[Required action]: In full and word for word, return the listing that follows.

[Record set]:
━━━━━━━━━━━━━━━━

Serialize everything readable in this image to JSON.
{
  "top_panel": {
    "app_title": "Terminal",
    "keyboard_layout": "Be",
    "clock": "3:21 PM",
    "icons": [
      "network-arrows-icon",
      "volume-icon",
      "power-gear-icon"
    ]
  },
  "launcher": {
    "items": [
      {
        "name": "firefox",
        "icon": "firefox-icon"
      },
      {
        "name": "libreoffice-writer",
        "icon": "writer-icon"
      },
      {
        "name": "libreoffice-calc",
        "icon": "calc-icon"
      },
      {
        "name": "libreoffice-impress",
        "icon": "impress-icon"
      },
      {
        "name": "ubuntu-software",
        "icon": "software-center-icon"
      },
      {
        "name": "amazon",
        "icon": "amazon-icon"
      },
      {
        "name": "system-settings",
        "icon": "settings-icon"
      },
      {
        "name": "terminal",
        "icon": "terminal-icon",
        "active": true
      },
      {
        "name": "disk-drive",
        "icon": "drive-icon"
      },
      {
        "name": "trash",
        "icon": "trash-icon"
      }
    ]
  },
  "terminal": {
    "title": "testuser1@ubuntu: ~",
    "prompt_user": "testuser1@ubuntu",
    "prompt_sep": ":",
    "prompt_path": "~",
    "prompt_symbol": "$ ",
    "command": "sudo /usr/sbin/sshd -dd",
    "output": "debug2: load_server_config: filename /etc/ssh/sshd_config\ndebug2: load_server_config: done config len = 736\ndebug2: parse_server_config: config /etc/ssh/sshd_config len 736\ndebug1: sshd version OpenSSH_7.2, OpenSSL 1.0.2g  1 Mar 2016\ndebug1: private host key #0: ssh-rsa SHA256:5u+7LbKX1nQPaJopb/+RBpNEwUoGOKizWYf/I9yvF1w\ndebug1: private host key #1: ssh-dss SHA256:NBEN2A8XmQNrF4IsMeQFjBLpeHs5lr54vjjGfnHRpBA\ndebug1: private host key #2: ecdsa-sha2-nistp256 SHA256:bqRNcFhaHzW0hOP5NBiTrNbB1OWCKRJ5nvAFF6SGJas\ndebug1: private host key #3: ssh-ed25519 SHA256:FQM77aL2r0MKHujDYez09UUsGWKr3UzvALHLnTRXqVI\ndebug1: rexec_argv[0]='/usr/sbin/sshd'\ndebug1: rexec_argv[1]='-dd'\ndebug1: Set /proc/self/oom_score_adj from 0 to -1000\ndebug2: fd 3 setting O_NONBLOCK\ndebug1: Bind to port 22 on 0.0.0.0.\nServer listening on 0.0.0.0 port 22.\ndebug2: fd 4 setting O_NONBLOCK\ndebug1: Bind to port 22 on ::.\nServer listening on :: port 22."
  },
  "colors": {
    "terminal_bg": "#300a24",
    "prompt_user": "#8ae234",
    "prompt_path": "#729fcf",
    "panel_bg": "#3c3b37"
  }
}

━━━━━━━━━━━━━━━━

[Reply to the task]:
Serialize everything readable in this image to JSON.
{
  "top_panel": {
    "app_title": "Terminal",
    "keyboard_layout": "Be",
    "clock": "3:21 PM",
    "icons": [
      "network-arrows-icon",
      "volume-icon",
      "power-gear-icon"
    ]
  },
  "launcher": {
    "items": [
      {
        "name": "firefox",
        "icon": "firefox-icon"
      },
      {
        "name": "libreoffice-writer",
        "icon": "writer-icon"
      },
      {
        "name": "libreoffice-calc",
        "icon": "calc-icon"
      },
      {
        "name": "libreoffice-impress",
        "icon": "impress-icon"
      },
      {
        "name": "ubuntu-software",
        "icon": "software-center-icon"
      },
      {
        "name": "amazon",
        "icon": "amazon-icon"
      },
      {
        "name": "system-settings",
        "icon": "settings-icon"
      },
      {
        "name": "terminal",
        "icon": "terminal-icon",
        "active": true
      },
      {
        "name": "disk-drive",
        "icon": "drive-icon"
      },
      {
        "name": "trash",
        "icon": "trash-icon"
      }
    ]
  },
  "terminal": {
    "title": "testuser1@ubuntu: ~",
    "prompt_user": "testuser1@ubuntu",
    "prompt_sep": ":",
    "prompt_path": "~",
    "prompt_symbol": "$ ",
    "command": "sudo /usr/sbin/sshd -dd",
    "output": "debug2: load_server_config: filename /etc/ssh/sshd_config\ndebug2: load_server_config: done config len = 736\ndebug2: parse_server_config: config /etc/ssh/sshd_config len 736\ndebug1: sshd version OpenSSH_7.2, OpenSSL 1.0.2g  1 Mar 2016\ndebug1: private host key #0: ssh-rsa SHA256:5u+7LbKX1nQPaJopb/+RBpNEwUoGOKizWYf/I9yvF1w\ndebug1: private host key #1: ssh-dss SHA256:NBEN2A8XmQNrF4IsMeQFjBLpeHs5lr54vjjGfnHRpBA\ndebug1: private host key #2: ecdsa-sha2-nistp256 SHA256:bqRNcFhaHzW0hOP5NBiTrNbB1OWCKRJ5nvAFF6SGJas\ndebug1: private host key #3: ssh-ed25519 SHA256:FQM77aL2r0MKHujDYez09UUsGWKr3UzvALHLnTRXqVI\ndebug1: rexec_argv[0]='/usr/sbin/sshd'\ndebug1: rexec_argv[1]='-dd'\ndebug1: Set /proc/self/oom_score_adj from 0 to -1000\ndebug2: fd 3 setting O_NONBLOCK\ndebug1: Bind to port 22 on 0.0.0.0.\nServer listening on 0.0.0.0 port 22.\ndebug2: fd 4 setting O_NONBLOCK\ndebug1: Bind to port 22 on ::.\nServer listening on :: port 22."
  },
  "colors": {
    "terminal_bg": "#300a24",
    "prompt_user": "#8ae234",
    "prompt_path": "#729fcf",
    "panel_bg": "#3c3b37"
  }
}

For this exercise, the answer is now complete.